PER1 phosphorylation specifies feeding rhythm in mice

Cell Rep. 2014 Jun 12;7(5):1509-1520. doi: 10.1016/j.celrep.2014.04.032. Epub 2014 May 22.


Organization of circadian behavior, physiology, and metabolism is important for human health. An S662G mutation in hPER2 has been linked to familial advanced sleep-phase syndrome (FASPS). Although the paralogous phosphorylation site S714 in PER1 is conserved in mice, its specific function in circadian organization remains unknown. Here, we find that the PER1S714G mutation accelerates the molecular feedback loop. Furthermore, hPER1S714G mice, but not hPER2S662G mice, exhibit peak time of food intake that is several hours before daily energy expenditure peaks. Both the advanced feeding behavior and the accelerated clock disrupt the phase of expression of several key metabolic regulators in the liver and adipose tissue.
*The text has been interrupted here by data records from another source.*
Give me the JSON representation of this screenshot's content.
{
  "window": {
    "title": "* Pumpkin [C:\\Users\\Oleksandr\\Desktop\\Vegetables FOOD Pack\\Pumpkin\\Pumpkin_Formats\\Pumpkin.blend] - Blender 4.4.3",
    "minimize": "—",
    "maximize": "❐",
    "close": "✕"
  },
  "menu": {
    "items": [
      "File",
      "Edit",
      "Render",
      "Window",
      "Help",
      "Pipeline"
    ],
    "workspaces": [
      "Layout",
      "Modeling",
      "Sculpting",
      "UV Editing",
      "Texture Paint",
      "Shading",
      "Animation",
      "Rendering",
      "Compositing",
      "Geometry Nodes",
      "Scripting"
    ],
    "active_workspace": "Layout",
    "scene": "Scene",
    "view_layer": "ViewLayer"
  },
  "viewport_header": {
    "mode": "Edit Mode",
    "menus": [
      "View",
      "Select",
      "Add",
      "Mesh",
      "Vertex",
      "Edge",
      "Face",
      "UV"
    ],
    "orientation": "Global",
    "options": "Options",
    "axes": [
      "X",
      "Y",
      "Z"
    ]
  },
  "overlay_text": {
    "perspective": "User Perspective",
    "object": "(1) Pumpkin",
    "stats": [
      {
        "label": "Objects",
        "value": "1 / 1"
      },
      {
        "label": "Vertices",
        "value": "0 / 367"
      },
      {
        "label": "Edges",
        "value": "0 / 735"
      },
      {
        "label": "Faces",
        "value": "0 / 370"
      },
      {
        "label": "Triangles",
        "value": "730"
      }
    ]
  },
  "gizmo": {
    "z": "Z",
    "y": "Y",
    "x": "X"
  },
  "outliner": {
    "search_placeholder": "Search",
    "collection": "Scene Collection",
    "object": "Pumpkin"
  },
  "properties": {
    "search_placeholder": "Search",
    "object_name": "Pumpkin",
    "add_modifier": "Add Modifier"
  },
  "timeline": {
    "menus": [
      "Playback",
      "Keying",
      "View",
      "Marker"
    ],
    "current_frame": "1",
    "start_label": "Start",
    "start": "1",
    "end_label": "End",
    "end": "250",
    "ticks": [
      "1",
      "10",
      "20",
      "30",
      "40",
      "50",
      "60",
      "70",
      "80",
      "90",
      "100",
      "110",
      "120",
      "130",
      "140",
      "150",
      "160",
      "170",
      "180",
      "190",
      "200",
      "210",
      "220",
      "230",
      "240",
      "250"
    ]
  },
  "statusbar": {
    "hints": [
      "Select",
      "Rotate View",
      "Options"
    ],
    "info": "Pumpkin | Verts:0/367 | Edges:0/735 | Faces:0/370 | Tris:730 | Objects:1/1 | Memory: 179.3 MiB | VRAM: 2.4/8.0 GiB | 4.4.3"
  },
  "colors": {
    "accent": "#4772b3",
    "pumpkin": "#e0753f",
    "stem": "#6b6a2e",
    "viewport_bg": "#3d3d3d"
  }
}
Consequently, hPER1S714G mice rapidly develop obesity on a high-fat diet. Our studies demonstrate that PER1 and PER2 are linked to different downstream pathways and that PER1 maintains coherence between the circadian clock and energy metabolism.

Publication types
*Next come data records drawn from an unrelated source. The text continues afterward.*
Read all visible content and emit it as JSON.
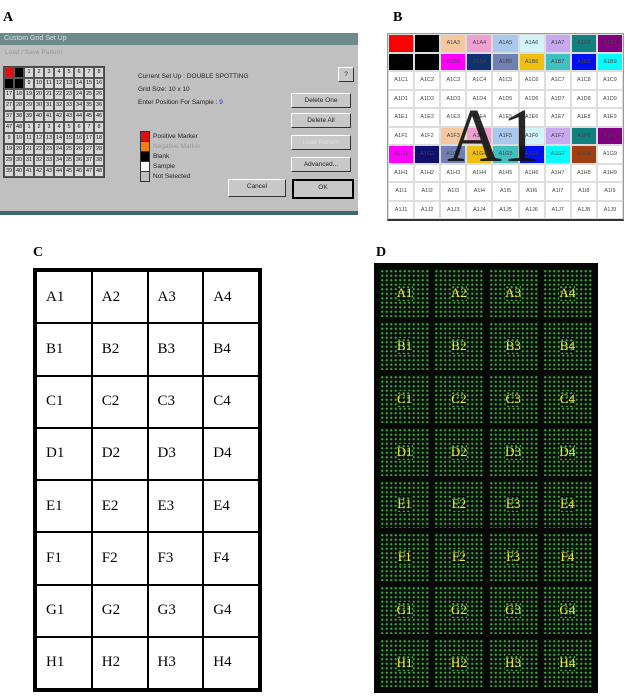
{
  "panel_labels": {
    "a": "A",
    "b": "B",
    "c": "C",
    "d": "D"
  },
  "panel_a": {
    "title": "Custom Grid Set Up",
    "subtitle": "Load / Save Pattern",
    "current_setup": "Current Set Up :  DOUBLE SPOTTING",
    "grid_size": "Grid Size:        10 x 10",
    "enter_position": "Enter Position For Sample :",
    "position_value": "9",
    "help_button": "?",
    "buttons": {
      "delete_one": "Delete One",
      "delete_all": "Delete All",
      "disabled": "Load Pattern",
      "advanced": "Advanced...",
      "cancel": "Cancel",
      "ok": "OK"
    },
    "legend": [
      {
        "label": "Positive Marker",
        "color": "#e01010"
      },
      {
        "label": "Negative Marker",
        "color": "#f08010"
      },
      {
        "label": "Blank",
        "color": "#000000"
      },
      {
        "label": "Sample",
        "color": "#ffffff"
      },
      {
        "label": "Not Selected",
        "color": "#c0c0c0"
      }
    ],
    "grid": [
      [
        "P",
        "B",
        "1",
        "2",
        "3",
        "4",
        "5",
        "6",
        "7",
        "8"
      ],
      [
        "B",
        "B",
        "9",
        "10",
        "11",
        "12",
        "13",
        "14",
        "15",
        "16"
      ],
      [
        "17",
        "18",
        "19",
        "20",
        "21",
        "22",
        "23",
        "24",
        "25",
        "26"
      ],
      [
        "27",
        "28",
        "29",
        "30",
        "31",
        "32",
        "33",
        "34",
        "35",
        "36"
      ],
      [
        "37",
        "38",
        "39",
        "40",
        "41",
        "42",
        "43",
        "44",
        "45",
        "46"
      ],
      [
        "47",
        "48",
        "1",
        "2",
        "3",
        "4",
        "5",
        "6",
        "7",
        "8"
      ],
      [
        "9",
        "10",
        "11",
        "12",
        "13",
        "14",
        "15",
        "16",
        "17",
        "18"
      ],
      [
        "19",
        "20",
        "21",
        "22",
        "23",
        "24",
        "25",
        "26",
        "27",
        "28"
      ],
      [
        "29",
        "30",
        "31",
        "32",
        "33",
        "34",
        "35",
        "36",
        "37",
        "38"
      ],
      [
        "39",
        "40",
        "41",
        "42",
        "43",
        "44",
        "45",
        "46",
        "47",
        "48"
      ]
    ]
  },
  "panel_b": {
    "overlay": "A1",
    "cells": [
      [
        [
          "",
          "#ff0000"
        ],
        [
          "",
          "#000000"
        ],
        [
          "A1A3",
          "#f5c8a0"
        ],
        [
          "A1A4",
          "#f0a0d0"
        ],
        [
          "A1A5",
          "#a8c8f0"
        ],
        [
          "A1A6",
          "#d0f4f8"
        ],
        [
          "A1A7",
          "#c8a8f0"
        ],
        [
          "A1A8",
          "#108080"
        ],
        [
          "A1A9",
          "#800080"
        ]
      ],
      [
        [
          "",
          "#000000"
        ],
        [
          "",
          "#000000"
        ],
        [
          "A1B3",
          "#ff00ff"
        ],
        [
          "A1B4",
          "#103070"
        ],
        [
          "A1B5",
          "#7080b0"
        ],
        [
          "A1B6",
          "#f0c010"
        ],
        [
          "A1B7",
          "#40c0c0"
        ],
        [
          "A1B8",
          "#0010f0"
        ],
        [
          "A1B9",
          "#00ffff"
        ]
      ],
      [
        [
          "A1C1",
          ""
        ],
        [
          "A1C2",
          ""
        ],
        [
          "A1C3",
          ""
        ],
        [
          "A1C4",
          ""
        ],
        [
          "A1C5",
          ""
        ],
        [
          "A1C6",
          ""
        ],
        [
          "A1C7",
          ""
        ],
        [
          "A1C8",
          ""
        ],
        [
          "A1C9",
          ""
        ]
      ],
      [
        [
          "A1D1",
          ""
        ],
        [
          "A1D2",
          ""
        ],
        [
          "A1D3",
          ""
        ],
        [
          "A1D4",
          ""
        ],
        [
          "A1D5",
          ""
        ],
        [
          "A1D6",
          ""
        ],
        [
          "A1D7",
          ""
        ],
        [
          "A1D8",
          ""
        ],
        [
          "A1D9",
          ""
        ]
      ],
      [
        [
          "A1E1",
          ""
        ],
        [
          "A1E2",
          ""
        ],
        [
          "A1E3",
          ""
        ],
        [
          "A1E4",
          ""
        ],
        [
          "A1E5",
          ""
        ],
        [
          "A1E6",
          ""
        ],
        [
          "A1E7",
          ""
        ],
        [
          "A1E8",
          ""
        ],
        [
          "A1E9",
          ""
        ]
      ],
      [
        [
          "A1F1",
          ""
        ],
        [
          "A1F2",
          ""
        ],
        [
          "A1F3",
          "#f5c8a0"
        ],
        [
          "A1F4",
          "#f0a0d0"
        ],
        [
          "A1F5",
          "#a8c8f0"
        ],
        [
          "A1F6",
          "#d0f4f8"
        ],
        [
          "A1F7",
          "#c8a8f0"
        ],
        [
          "A1F8",
          "#108080"
        ],
        [
          "A1F9",
          "#800080"
        ]
      ],
      [
        [
          "A1G1",
          "#ff00ff"
        ],
        [
          "A1G2",
          "#101070"
        ],
        [
          "A1G3",
          "#7080b0"
        ],
        [
          "A1G4",
          "#f0c010"
        ],
        [
          "A1G5",
          "#40c0c0"
        ],
        [
          "A1G6",
          "#0010f0"
        ],
        [
          "A1G7",
          "#00ffff"
        ],
        [
          "A1G8",
          "#a04010"
        ],
        [
          "A1G9",
          ""
        ]
      ],
      [
        [
          "A1H1",
          ""
        ],
        [
          "A1H2",
          ""
        ],
        [
          "A1H3",
          ""
        ],
        [
          "A1H4",
          ""
        ],
        [
          "A1H5",
          ""
        ],
        [
          "A1H6",
          ""
        ],
        [
          "A1H7",
          ""
        ],
        [
          "A1H8",
          ""
        ],
        [
          "A1H9",
          ""
        ]
      ],
      [
        [
          "A1I1",
          ""
        ],
        [
          "A1I2",
          ""
        ],
        [
          "A1I3",
          ""
        ],
        [
          "A1I4",
          ""
        ],
        [
          "A1I5",
          ""
        ],
        [
          "A1I6",
          ""
        ],
        [
          "A1I7",
          ""
        ],
        [
          "A1I8",
          ""
        ],
        [
          "A1I9",
          ""
        ]
      ],
      [
        [
          "A1J1",
          ""
        ],
        [
          "A1J2",
          ""
        ],
        [
          "A1J3",
          ""
        ],
        [
          "A1J4",
          ""
        ],
        [
          "A1J5",
          ""
        ],
        [
          "A1J6",
          ""
        ],
        [
          "A1J7",
          ""
        ],
        [
          "A1J8",
          ""
        ],
        [
          "A1J9",
          ""
        ]
      ]
    ]
  },
  "panel_c": {
    "cells": [
      [
        "A1",
        "A2",
        "A3",
        "A4"
      ],
      [
        "B1",
        "B2",
        "B3",
        "B4"
      ],
      [
        "C1",
        "C2",
        "C3",
        "C4"
      ],
      [
        "D1",
        "D2",
        "D3",
        "D4"
      ],
      [
        "E1",
        "E2",
        "E3",
        "E4"
      ],
      [
        "F1",
        "F2",
        "F3",
        "F4"
      ],
      [
        "G1",
        "G2",
        "G3",
        "G4"
      ],
      [
        "H1",
        "H2",
        "H3",
        "H4"
      ]
    ]
  },
  "panel_d": {
    "label_color": "#e8e830",
    "spot_color": "#3aa83a",
    "cells": [
      [
        "A1",
        "A2",
        "A3",
        "A4"
      ],
      [
        "B1",
        "B2",
        "B3",
        "B4"
      ],
      [
        "C1",
        "C2",
        "C3",
        "C4"
      ],
      [
        "D1",
        "D2",
        "D3",
        "D4"
      ],
      [
        "E1",
        "E2",
        "E3",
        "E4"
      ],
      [
        "F1",
        "F2",
        "F3",
        "F4"
      ],
      [
        "G1",
        "G2",
        "G3",
        "G4"
      ],
      [
        "H1",
        "H2",
        "H3",
        "H4"
      ]
    ]
  }
}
  • Research Support, N.I.H., Extramural
  • Research Support, Non-U.S. Gov't

MeSH terms

  • Adipose Tissue / metabolism
  • Animals
  • Circadian Rhythm*
  • Diet, High-Fat / adverse effects
  • Eating*
  • Energy Metabolism
  • Feedback, Physiological
  • Humans
  • Liver / metabolism
  • Mice
  • Mice, Inbred C57BL
  • Mutation
  • Obesity / genetics
  • Period Circadian Proteins / genetics
  • Period Circadian Proteins / metabolism*
  • Phosphorylation


  • PER1 protein, human
  • PER2 protein, human
  • Period Circadian Proteins

Associated data

  • GEO/GSE56161